Work to be completed -
Find the lines below holding the word "BaseSysConfEntity" and copy each of them.

(Component data from apps and pages)
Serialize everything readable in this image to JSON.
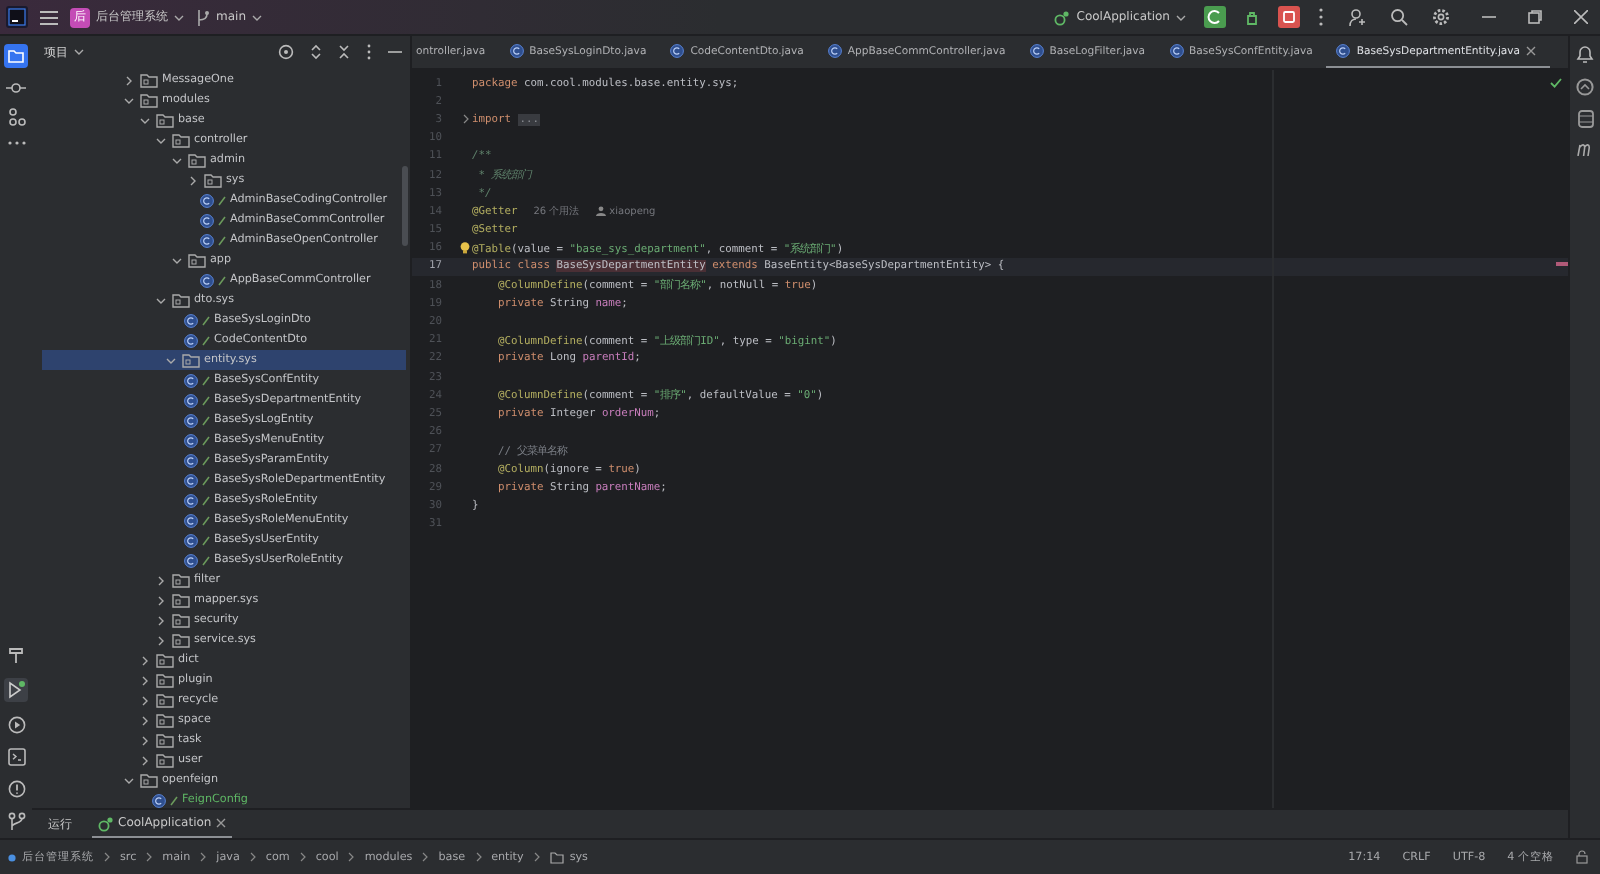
{
  "title_bar": {
    "project": "后台管理系统",
    "project_badge": "后",
    "branch": "main",
    "run_config": "CoolApplication"
  },
  "project_panel": {
    "title": "项目",
    "tree": [
      {
        "label": "MessageOne",
        "kind": "folder",
        "expanded": false,
        "selected": false
      },
      {
        "label": "modules",
        "kind": "folder",
        "expanded": true,
        "selected": false,
        "children": [
          {
            "label": "base",
            "kind": "folder",
            "expanded": true,
            "selected": false,
            "children": [
              {
                "label": "controller",
                "kind": "folder",
                "expanded": true,
                "selected": false,
                "children": [
                  {
                    "label": "admin",
                    "kind": "folder",
                    "expanded": true,
                    "selected": false,
                    "children": [
                      {
                        "label": "sys",
                        "kind": "folder",
                        "expanded": false,
                        "selected": false
                      },
                      {
                        "label": "AdminBaseCodingController",
                        "kind": "class",
                        "added": false,
                        "selected": false
                      },
                      {
                        "label": "AdminBaseCommController",
                        "kind": "class",
                        "added": false,
                        "selected": false
                      },
                      {
                        "label": "AdminBaseOpenController",
                        "kind": "class",
                        "added": false,
                        "selected": false
                      }
                    ]
                  },
                  {
                    "label": "app",
                    "kind": "folder",
                    "expanded": true,
                    "selected": false,
                    "children": [
                      {
                        "label": "AppBaseCommController",
                        "kind": "class",
                        "added": false,
                        "selected": false
                      }
                    ]
                  }
                ]
              },
              {
                "label": "dto.sys",
                "kind": "folder",
                "expanded": true,
                "selected": false,
                "children": [
                  {
                    "label": "BaseSysLoginDto",
                    "kind": "class",
                    "added": false,
                    "selected": false
                  },
                  {
                    "label": "CodeContentDto",
                    "kind": "class",
                    "added": false,
                    "selected": false
                  }
                ]
              },
              {
                "label": "entity.sys",
                "kind": "folder",
                "expanded": true,
                "selected": true,
                "children": [
                  {
                    "label": "BaseSysConfEntity",
                    "kind": "class",
                    "added": false,
                    "selected": false
                  },
                  {
                    "label": "BaseSysDepartmentEntity",
                    "kind": "class",
                    "added": false,
                    "selected": false
                  },
                  {
                    "label": "BaseSysLogEntity",
                    "kind": "class",
                    "added": false,
                    "selected": false
                  },
                  {
                    "label": "BaseSysMenuEntity",
                    "kind": "class",
                    "added": false,
                    "selected": false
                  },
                  {
                    "label": "BaseSysParamEntity",
                    "kind": "class",
                    "added": false,
                    "selected": false
                  },
                  {
                    "label": "BaseSysRoleDepartmentEntity",
                    "kind": "class",
                    "added": false,
                    "selected": false
                  },
                  {
                    "label": "BaseSysRoleEntity",
                    "kind": "class",
                    "added": false,
                    "selected": false
                  },
                  {
                    "label": "BaseSysRoleMenuEntity",
                    "kind": "class",
                    "added": false,
                    "selected": false
                  },
                  {
                    "label": "BaseSysUserEntity",
                    "kind": "class",
                    "added": false,
                    "selected": false
                  },
                  {
                    "label": "BaseSysUserRoleEntity",
                    "kind": "class",
                    "added": false,
                    "selected": false
                  }
                ]
              },
              {
                "label": "filter",
                "kind": "folder",
                "expanded": false,
                "selected": false
              },
              {
                "label": "mapper.sys",
                "kind": "folder",
                "expanded": false,
                "selected": false
              },
              {
                "label": "security",
                "kind": "folder",
                "expanded": false,
                "selected": false
              },
              {
                "label": "service.sys",
                "kind": "folder",
                "expanded": false,
                "selected": false
              }
            ]
          },
          {
            "label": "dict",
            "kind": "folder",
            "expanded": false,
            "selected": false
          },
          {
            "label": "plugin",
            "kind": "folder",
            "expanded": false,
            "selected": false
          },
          {
            "label": "recycle",
            "kind": "folder",
            "expanded": false,
            "selected": false
          },
          {
            "label": "space",
            "kind": "folder",
            "expanded": false,
            "selected": false
          },
          {
            "label": "task",
            "kind": "folder",
            "expanded": false,
            "selected": false
          },
          {
            "label": "user",
            "kind": "folder",
            "expanded": false,
            "selected": false
          }
        ]
      },
      {
        "label": "openfeign",
        "kind": "folder",
        "expanded": true,
        "selected": false,
        "children": [
          {
            "label": "FeignConfig",
            "kind": "class",
            "added": true,
            "selected": false
          }
        ]
      }
    ]
  },
  "editor_tabs": [
    {
      "label": "ontroller.java",
      "selected": false
    },
    {
      "label": "BaseSysLoginDto.java",
      "selected": false
    },
    {
      "label": "CodeContentDto.java",
      "selected": false
    },
    {
      "label": "AppBaseCommController.java",
      "selected": false
    },
    {
      "label": "BaseLogFilter.java",
      "selected": false
    },
    {
      "label": "BaseSysConfEntity.java",
      "selected": false
    },
    {
      "label": "BaseSysDepartmentEntity.java",
      "selected": true
    }
  ],
  "code": [
    {
      "number": "1",
      "current": false,
      "folded": false,
      "bulb": false,
      "indented": false,
      "tokens": [
        {
          "kind": "kw",
          "text": "package"
        },
        {
          "kind": "plain",
          "text": " com.cool.modules.base.entity.sys;"
        }
      ]
    },
    {
      "number": "2",
      "current": false,
      "folded": false,
      "bulb": false
    },
    {
      "number": "3",
      "current": false,
      "folded": true,
      "bulb": false,
      "indented": false,
      "tokens": [
        {
          "kind": "kw",
          "text": "import "
        },
        {
          "kind": "fold",
          "text": "..."
        }
      ]
    },
    {
      "number": "10",
      "current": false,
      "folded": false,
      "bulb": false
    },
    {
      "number": "11",
      "current": false,
      "folded": false,
      "bulb": false,
      "indented": false,
      "tokens": [
        {
          "kind": "doc",
          "text": "/**"
        }
      ]
    },
    {
      "number": "12",
      "current": false,
      "folded": false,
      "bulb": false,
      "indented": false,
      "tokens": [
        {
          "kind": "doc",
          "text": " * 系统部门"
        }
      ]
    },
    {
      "number": "13",
      "current": false,
      "folded": false,
      "bulb": false,
      "indented": false,
      "tokens": [
        {
          "kind": "doc",
          "text": " */"
        }
      ]
    },
    {
      "number": "14",
      "current": false,
      "folded": false,
      "bulb": false,
      "indented": false,
      "tokens": [
        {
          "kind": "ann",
          "text": "@Getter"
        }
      ],
      "hints": [
        {
          "kind": "usages",
          "text": "26 个用法"
        },
        {
          "kind": "author",
          "text": "xiaopeng"
        }
      ]
    },
    {
      "number": "15",
      "current": false,
      "folded": false,
      "bulb": false,
      "indented": false,
      "tokens": [
        {
          "kind": "ann",
          "text": "@Setter"
        }
      ]
    },
    {
      "number": "16",
      "current": false,
      "folded": false,
      "bulb": true,
      "indented": false,
      "tokens": [
        {
          "kind": "ann",
          "text": "@Table"
        },
        {
          "kind": "plain",
          "text": "(value = "
        },
        {
          "kind": "str",
          "text": "\"base_sys_department\""
        },
        {
          "kind": "plain",
          "text": ", comment = "
        },
        {
          "kind": "str",
          "text": "\"系统部门\""
        },
        {
          "kind": "plain",
          "text": ")"
        }
      ]
    },
    {
      "number": "17",
      "current": true,
      "folded": false,
      "bulb": false,
      "indented": false,
      "tokens": [
        {
          "kind": "kw",
          "text": "public class "
        },
        {
          "kind": "hl",
          "text": "BaseSysDepartmentEntity"
        },
        {
          "kind": "kw",
          "text": " extends "
        },
        {
          "kind": "plain",
          "text": "BaseEntity<BaseSysDepartmentEntity> {"
        }
      ]
    },
    {
      "number": "18",
      "current": false,
      "folded": false,
      "bulb": false,
      "indented": true,
      "tokens": [
        {
          "kind": "ann",
          "text": "@ColumnDefine"
        },
        {
          "kind": "plain",
          "text": "(comment = "
        },
        {
          "kind": "str",
          "text": "\"部门名称\""
        },
        {
          "kind": "plain",
          "text": ", notNull = "
        },
        {
          "kind": "kw",
          "text": "true"
        },
        {
          "kind": "plain",
          "text": ")"
        }
      ]
    },
    {
      "number": "19",
      "current": false,
      "folded": false,
      "bulb": false,
      "indented": true,
      "tokens": [
        {
          "kind": "kw",
          "text": "private "
        },
        {
          "kind": "plain",
          "text": "String "
        },
        {
          "kind": "field",
          "text": "name"
        },
        {
          "kind": "plain",
          "text": ";"
        }
      ]
    },
    {
      "number": "20",
      "current": false,
      "folded": false,
      "bulb": false
    },
    {
      "number": "21",
      "current": false,
      "folded": false,
      "bulb": false,
      "indented": true,
      "tokens": [
        {
          "kind": "ann",
          "text": "@ColumnDefine"
        },
        {
          "kind": "plain",
          "text": "(comment = "
        },
        {
          "kind": "str",
          "text": "\"上级部门ID\""
        },
        {
          "kind": "plain",
          "text": ", type = "
        },
        {
          "kind": "str",
          "text": "\"bigint\""
        },
        {
          "kind": "plain",
          "text": ")"
        }
      ]
    },
    {
      "number": "22",
      "current": false,
      "folded": false,
      "bulb": false,
      "indented": true,
      "tokens": [
        {
          "kind": "kw",
          "text": "private "
        },
        {
          "kind": "plain",
          "text": "Long "
        },
        {
          "kind": "field",
          "text": "parentId"
        },
        {
          "kind": "plain",
          "text": ";"
        }
      ]
    },
    {
      "number": "23",
      "current": false,
      "folded": false,
      "bulb": false
    },
    {
      "number": "24",
      "current": false,
      "folded": false,
      "bulb": false,
      "indented": true,
      "tokens": [
        {
          "kind": "ann",
          "text": "@ColumnDefine"
        },
        {
          "kind": "plain",
          "text": "(comment = "
        },
        {
          "kind": "str",
          "text": "\"排序\""
        },
        {
          "kind": "plain",
          "text": ", defaultValue = "
        },
        {
          "kind": "str",
          "text": "\"0\""
        },
        {
          "kind": "plain",
          "text": ")"
        }
      ]
    },
    {
      "number": "25",
      "current": false,
      "folded": false,
      "bulb": false,
      "indented": true,
      "tokens": [
        {
          "kind": "kw",
          "text": "private "
        },
        {
          "kind": "plain",
          "text": "Integer "
        },
        {
          "kind": "field",
          "text": "orderNum"
        },
        {
          "kind": "plain",
          "text": ";"
        }
      ]
    },
    {
      "number": "26",
      "current": false,
      "folded": false,
      "bulb": false
    },
    {
      "number": "27",
      "current": false,
      "folded": false,
      "bulb": false,
      "indented": true,
      "tokens": [
        {
          "kind": "cmt",
          "text": "// 父菜单名称"
        }
      ]
    },
    {
      "number": "28",
      "current": false,
      "folded": false,
      "bulb": false,
      "indented": true,
      "tokens": [
        {
          "kind": "ann",
          "text": "@Column"
        },
        {
          "kind": "plain",
          "text": "(ignore = "
        },
        {
          "kind": "kw",
          "text": "true"
        },
        {
          "kind": "plain",
          "text": ")"
        }
      ]
    },
    {
      "number": "29",
      "current": false,
      "folded": false,
      "bulb": false,
      "indented": true,
      "tokens": [
        {
          "kind": "kw",
          "text": "private "
        },
        {
          "kind": "plain",
          "text": "String "
        },
        {
          "kind": "field",
          "text": "parentName"
        },
        {
          "kind": "plain",
          "text": ";"
        }
      ]
    },
    {
      "number": "30",
      "current": false,
      "folded": false,
      "bulb": false,
      "indented": false,
      "tokens": [
        {
          "kind": "plain",
          "text": "}"
        }
      ]
    },
    {
      "number": "31",
      "current": false,
      "folded": false,
      "bulb": false
    }
  ],
  "run_bar": {
    "label": "运行",
    "tab": "CoolApplication"
  },
  "status_bar": {
    "breadcrumbs": [
      "后台管理系统",
      "src",
      "main",
      "java",
      "com",
      "cool",
      "modules",
      "base",
      "entity",
      "sys"
    ],
    "items": [
      "17:14",
      "CRLF",
      "UTF-8",
      "4 个空格"
    ]
  }
}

Solution to this exercise -
                    "label": "BaseSysConfEntity",
      "label": "BaseSysConfEntity.java",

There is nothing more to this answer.